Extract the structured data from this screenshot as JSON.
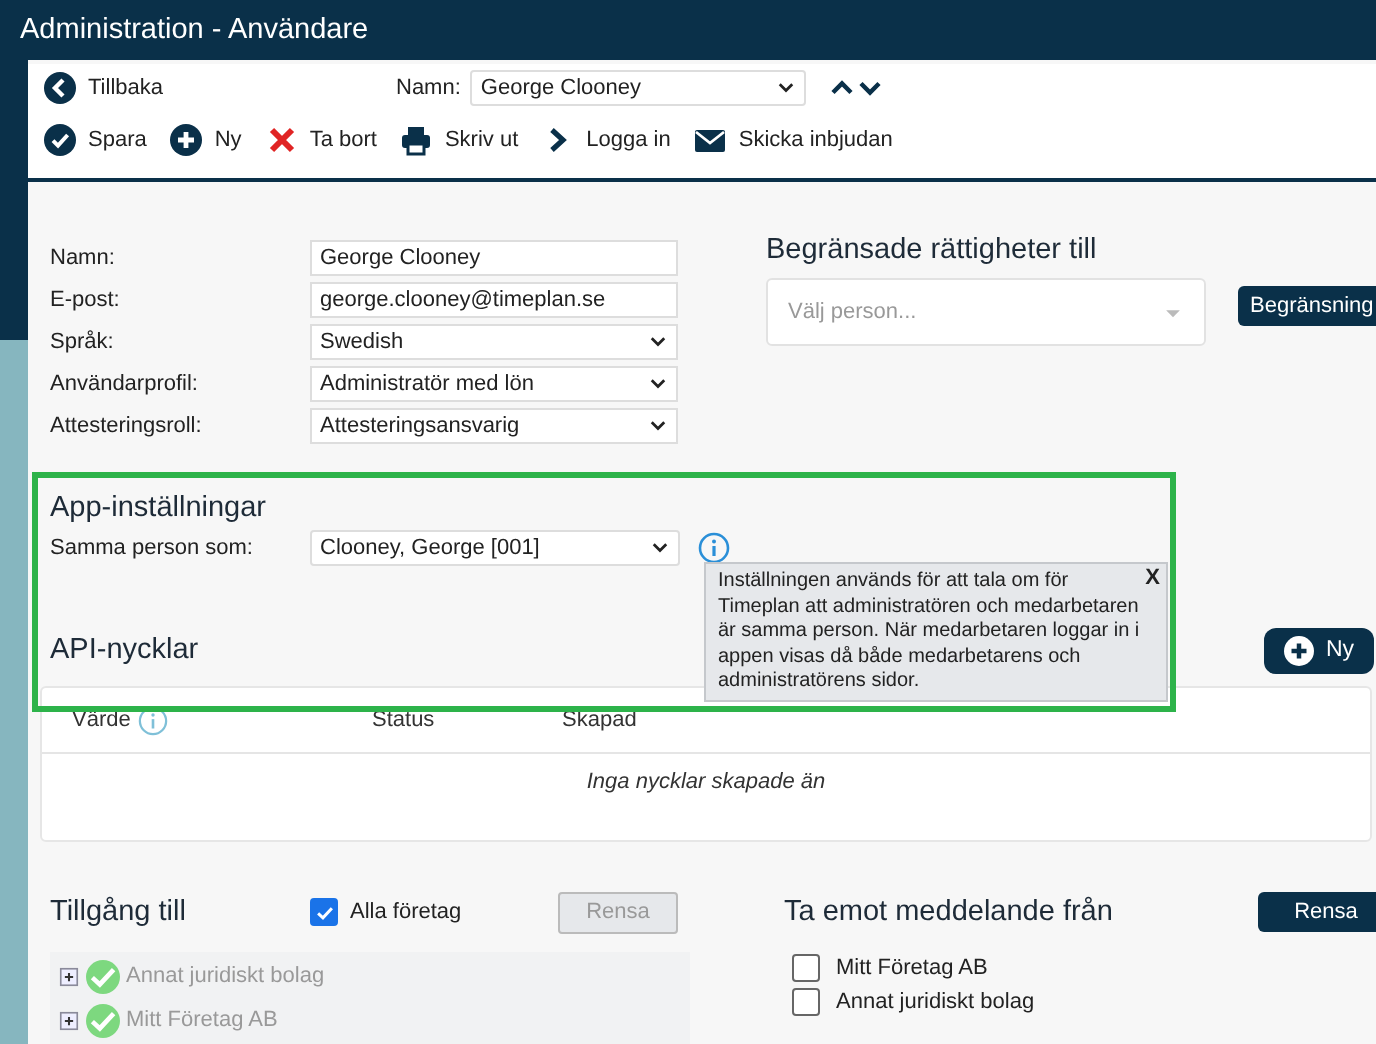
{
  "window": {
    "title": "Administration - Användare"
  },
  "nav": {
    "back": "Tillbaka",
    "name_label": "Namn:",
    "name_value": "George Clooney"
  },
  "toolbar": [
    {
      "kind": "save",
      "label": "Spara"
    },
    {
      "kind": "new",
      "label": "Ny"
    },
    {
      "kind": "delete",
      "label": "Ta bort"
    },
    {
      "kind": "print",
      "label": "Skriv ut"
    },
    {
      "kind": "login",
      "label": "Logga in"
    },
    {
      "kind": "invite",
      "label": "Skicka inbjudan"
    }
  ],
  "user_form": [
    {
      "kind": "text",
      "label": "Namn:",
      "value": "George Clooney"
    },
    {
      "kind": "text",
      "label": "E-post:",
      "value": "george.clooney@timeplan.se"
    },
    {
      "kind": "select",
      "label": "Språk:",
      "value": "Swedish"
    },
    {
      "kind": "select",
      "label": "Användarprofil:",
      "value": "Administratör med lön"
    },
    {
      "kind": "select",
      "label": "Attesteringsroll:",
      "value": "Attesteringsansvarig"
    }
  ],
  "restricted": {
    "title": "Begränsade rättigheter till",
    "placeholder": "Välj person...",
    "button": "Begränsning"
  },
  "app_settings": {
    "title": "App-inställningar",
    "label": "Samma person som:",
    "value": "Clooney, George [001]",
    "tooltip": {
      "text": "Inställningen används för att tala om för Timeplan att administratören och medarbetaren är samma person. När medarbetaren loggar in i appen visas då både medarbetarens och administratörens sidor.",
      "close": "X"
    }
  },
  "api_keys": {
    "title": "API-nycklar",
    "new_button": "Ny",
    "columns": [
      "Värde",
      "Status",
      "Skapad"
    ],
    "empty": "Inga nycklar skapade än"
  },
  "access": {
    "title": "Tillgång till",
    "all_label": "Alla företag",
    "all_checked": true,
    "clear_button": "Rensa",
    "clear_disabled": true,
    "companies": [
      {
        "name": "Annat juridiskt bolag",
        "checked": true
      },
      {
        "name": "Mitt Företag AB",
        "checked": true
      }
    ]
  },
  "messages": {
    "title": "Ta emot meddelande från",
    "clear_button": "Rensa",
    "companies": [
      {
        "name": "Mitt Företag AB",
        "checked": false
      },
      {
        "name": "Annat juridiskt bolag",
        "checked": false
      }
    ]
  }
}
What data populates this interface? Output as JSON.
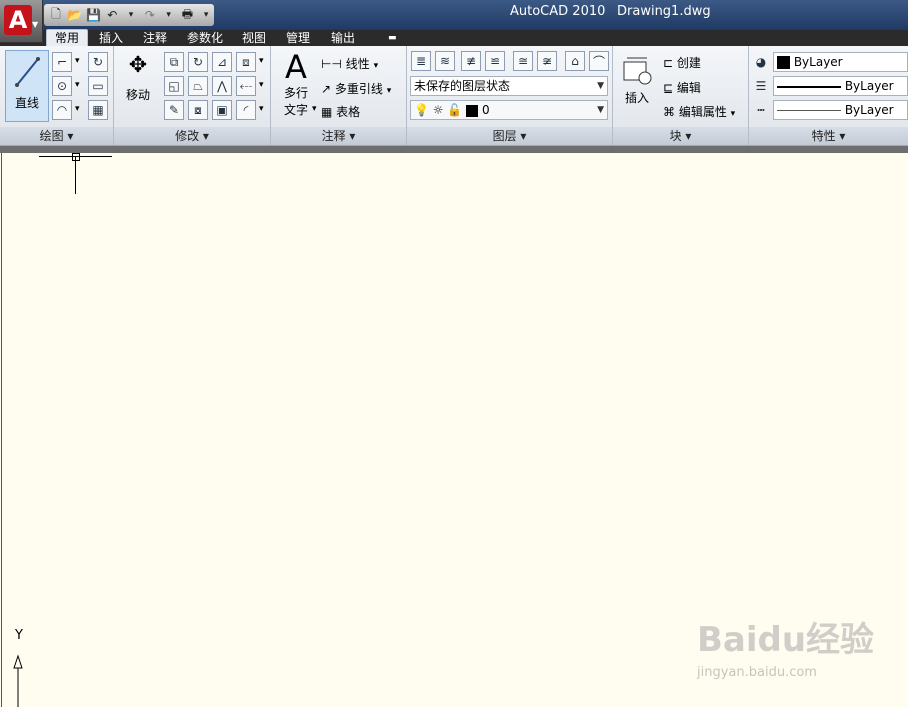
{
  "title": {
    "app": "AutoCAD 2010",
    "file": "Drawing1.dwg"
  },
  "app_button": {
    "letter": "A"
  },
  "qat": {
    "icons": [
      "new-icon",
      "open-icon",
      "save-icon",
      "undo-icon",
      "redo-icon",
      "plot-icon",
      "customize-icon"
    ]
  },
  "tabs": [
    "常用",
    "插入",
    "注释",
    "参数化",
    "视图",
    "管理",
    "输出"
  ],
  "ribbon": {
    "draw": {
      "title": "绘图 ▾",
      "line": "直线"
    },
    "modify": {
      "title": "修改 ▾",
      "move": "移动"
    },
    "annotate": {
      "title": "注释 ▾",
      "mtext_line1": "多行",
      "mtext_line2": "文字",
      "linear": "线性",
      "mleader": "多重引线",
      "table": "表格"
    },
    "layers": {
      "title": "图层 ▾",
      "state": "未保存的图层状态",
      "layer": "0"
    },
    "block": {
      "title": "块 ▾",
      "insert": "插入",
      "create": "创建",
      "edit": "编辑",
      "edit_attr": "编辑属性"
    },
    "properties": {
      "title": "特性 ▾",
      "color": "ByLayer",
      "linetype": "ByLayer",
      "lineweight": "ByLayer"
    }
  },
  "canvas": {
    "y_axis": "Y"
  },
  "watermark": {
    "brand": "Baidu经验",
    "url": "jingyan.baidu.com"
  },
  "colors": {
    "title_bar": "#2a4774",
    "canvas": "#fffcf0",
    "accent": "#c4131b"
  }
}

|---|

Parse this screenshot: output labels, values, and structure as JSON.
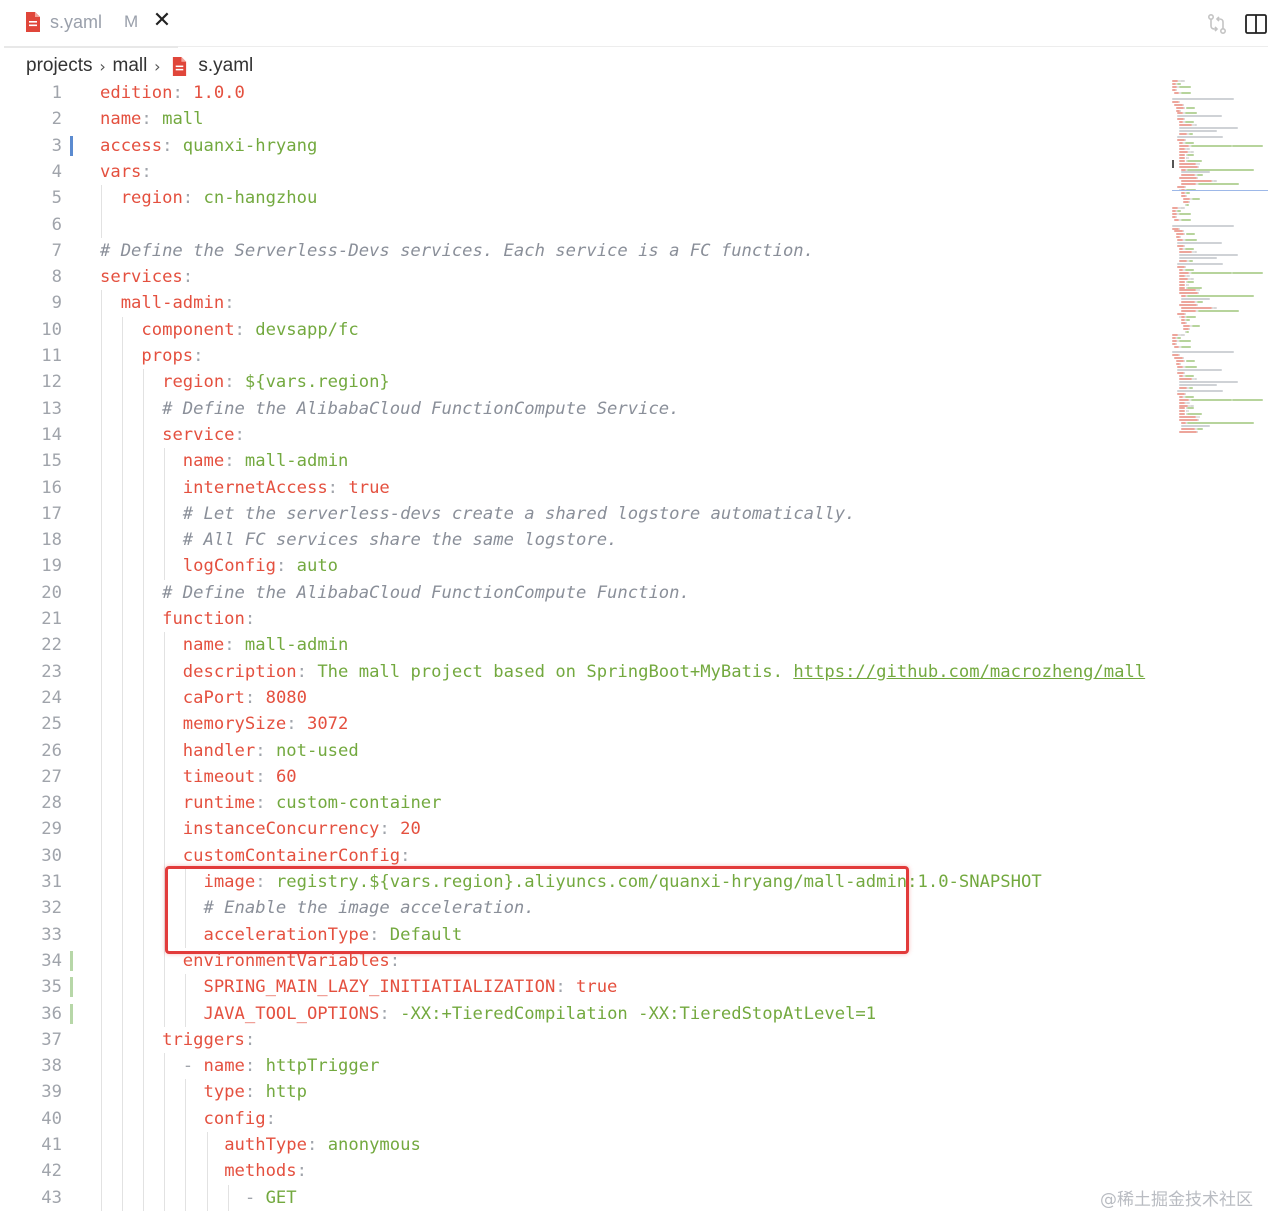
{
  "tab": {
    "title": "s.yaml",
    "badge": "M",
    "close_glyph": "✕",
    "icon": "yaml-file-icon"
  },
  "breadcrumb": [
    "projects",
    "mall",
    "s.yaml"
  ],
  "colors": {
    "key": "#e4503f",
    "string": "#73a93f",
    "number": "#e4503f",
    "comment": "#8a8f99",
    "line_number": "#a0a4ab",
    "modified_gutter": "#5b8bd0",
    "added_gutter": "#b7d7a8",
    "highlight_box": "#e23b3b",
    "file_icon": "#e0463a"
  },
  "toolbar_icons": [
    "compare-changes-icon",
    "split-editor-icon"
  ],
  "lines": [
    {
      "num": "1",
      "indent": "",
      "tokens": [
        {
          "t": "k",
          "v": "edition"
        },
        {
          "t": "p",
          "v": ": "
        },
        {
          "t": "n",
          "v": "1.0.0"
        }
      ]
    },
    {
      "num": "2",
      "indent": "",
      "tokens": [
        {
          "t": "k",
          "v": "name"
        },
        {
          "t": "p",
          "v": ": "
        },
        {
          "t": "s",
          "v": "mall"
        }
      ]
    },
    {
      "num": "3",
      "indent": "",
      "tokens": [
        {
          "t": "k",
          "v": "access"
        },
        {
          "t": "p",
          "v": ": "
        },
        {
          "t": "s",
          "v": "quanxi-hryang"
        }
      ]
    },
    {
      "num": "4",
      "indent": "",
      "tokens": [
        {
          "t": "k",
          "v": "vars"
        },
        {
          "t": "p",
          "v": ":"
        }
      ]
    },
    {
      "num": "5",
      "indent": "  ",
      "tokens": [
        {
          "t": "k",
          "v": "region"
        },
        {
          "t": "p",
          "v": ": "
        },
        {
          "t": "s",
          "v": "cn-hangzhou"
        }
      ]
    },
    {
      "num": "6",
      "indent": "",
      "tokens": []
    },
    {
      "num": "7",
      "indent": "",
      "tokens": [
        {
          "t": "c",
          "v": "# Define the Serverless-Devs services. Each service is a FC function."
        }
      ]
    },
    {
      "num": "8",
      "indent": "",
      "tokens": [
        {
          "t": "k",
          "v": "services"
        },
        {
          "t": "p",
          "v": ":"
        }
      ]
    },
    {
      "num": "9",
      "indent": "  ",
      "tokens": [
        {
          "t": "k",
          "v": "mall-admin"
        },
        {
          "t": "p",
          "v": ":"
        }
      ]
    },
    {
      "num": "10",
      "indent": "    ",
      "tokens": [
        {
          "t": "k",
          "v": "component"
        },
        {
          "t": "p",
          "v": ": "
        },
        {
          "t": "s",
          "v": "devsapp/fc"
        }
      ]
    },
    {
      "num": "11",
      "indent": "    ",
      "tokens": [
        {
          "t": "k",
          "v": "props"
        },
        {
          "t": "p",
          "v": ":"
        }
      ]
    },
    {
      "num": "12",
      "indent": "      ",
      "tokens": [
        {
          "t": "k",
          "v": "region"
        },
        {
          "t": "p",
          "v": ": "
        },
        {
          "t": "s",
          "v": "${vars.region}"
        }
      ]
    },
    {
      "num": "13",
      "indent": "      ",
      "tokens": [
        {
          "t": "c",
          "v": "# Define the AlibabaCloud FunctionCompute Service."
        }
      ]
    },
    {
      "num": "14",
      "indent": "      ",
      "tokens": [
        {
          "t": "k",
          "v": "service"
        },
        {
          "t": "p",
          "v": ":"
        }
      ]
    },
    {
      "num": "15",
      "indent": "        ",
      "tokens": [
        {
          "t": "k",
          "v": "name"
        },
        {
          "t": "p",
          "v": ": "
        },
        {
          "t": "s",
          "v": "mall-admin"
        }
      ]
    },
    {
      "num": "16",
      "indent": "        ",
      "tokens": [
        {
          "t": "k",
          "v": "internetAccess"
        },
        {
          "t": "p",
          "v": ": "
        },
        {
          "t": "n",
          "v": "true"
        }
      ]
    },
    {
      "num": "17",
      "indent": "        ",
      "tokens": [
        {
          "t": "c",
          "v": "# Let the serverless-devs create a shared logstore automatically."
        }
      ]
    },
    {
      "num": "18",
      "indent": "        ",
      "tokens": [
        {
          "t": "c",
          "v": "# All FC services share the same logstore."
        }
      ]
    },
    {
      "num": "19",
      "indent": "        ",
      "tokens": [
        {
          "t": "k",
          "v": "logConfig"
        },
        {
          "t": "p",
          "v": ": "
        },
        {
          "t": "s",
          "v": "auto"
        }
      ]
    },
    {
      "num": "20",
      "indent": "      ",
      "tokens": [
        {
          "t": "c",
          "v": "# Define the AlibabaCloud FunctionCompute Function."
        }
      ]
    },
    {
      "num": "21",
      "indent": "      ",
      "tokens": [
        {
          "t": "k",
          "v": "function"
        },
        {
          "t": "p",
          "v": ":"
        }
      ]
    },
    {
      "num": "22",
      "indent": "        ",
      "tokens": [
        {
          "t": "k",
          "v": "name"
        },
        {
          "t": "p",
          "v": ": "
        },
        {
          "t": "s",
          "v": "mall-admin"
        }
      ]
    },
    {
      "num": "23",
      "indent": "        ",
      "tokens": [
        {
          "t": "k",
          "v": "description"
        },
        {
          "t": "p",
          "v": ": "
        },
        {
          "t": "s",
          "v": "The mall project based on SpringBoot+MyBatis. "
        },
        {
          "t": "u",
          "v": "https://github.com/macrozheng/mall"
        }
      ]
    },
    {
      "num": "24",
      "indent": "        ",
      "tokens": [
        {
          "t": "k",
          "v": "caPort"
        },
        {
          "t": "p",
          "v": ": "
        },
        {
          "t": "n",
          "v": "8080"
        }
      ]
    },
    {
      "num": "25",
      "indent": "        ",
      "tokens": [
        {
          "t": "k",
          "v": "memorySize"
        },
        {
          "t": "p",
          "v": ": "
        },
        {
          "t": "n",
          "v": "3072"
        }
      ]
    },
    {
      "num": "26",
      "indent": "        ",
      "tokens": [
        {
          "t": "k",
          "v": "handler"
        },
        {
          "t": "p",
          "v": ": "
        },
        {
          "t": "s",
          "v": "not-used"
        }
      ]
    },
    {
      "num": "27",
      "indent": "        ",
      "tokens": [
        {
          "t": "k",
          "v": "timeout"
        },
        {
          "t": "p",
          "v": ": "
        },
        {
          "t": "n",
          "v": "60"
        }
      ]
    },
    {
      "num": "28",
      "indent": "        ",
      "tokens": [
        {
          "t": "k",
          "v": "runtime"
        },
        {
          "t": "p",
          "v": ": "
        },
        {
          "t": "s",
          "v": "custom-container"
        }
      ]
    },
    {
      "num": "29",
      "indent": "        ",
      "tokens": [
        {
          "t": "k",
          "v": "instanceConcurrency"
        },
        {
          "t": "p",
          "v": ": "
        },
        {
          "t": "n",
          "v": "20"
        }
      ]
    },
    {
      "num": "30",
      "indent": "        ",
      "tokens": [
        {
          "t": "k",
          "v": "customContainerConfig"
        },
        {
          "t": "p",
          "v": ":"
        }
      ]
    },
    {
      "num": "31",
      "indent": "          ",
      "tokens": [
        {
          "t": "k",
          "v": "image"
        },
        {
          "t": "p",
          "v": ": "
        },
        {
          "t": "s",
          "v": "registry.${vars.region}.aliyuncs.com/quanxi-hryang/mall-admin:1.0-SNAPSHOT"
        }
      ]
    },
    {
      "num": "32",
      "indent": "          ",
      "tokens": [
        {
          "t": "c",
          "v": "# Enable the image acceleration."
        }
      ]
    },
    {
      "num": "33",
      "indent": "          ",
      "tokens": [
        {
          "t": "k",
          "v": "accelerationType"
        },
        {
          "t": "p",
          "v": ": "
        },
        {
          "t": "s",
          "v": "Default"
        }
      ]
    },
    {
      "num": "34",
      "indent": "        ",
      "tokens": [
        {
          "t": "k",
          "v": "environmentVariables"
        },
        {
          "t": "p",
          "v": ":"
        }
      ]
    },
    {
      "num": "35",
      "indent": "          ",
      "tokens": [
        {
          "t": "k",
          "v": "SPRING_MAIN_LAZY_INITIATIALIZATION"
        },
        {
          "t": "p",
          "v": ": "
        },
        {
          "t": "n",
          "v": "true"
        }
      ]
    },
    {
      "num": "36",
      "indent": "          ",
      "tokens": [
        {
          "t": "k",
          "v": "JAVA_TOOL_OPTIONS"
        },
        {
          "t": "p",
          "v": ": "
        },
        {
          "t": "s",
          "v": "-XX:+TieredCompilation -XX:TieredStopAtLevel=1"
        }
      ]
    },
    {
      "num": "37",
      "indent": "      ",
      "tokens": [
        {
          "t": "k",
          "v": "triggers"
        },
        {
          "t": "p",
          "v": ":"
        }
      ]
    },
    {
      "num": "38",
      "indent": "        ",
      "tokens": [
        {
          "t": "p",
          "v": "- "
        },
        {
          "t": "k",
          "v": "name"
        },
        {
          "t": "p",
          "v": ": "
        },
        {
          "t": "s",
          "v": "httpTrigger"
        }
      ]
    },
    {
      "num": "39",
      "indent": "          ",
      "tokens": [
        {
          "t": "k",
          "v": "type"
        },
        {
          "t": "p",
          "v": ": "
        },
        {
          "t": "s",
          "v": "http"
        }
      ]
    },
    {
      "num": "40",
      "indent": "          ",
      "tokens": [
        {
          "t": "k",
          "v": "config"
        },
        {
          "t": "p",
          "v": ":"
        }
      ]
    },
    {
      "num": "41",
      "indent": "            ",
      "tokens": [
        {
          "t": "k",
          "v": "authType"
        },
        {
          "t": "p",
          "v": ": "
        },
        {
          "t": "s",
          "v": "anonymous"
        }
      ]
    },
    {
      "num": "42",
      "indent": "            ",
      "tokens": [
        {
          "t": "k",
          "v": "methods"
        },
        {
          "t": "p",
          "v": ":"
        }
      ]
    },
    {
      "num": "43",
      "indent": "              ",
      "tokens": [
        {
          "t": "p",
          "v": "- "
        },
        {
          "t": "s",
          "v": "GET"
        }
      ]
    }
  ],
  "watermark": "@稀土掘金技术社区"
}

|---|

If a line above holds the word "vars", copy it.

          "v": "vars"
          "v": "${vars.region}"
          "v": "registry.${vars.region}.aliyuncs.com/quanxi-hryang/mall-admin:1.0-SNAPSHOT"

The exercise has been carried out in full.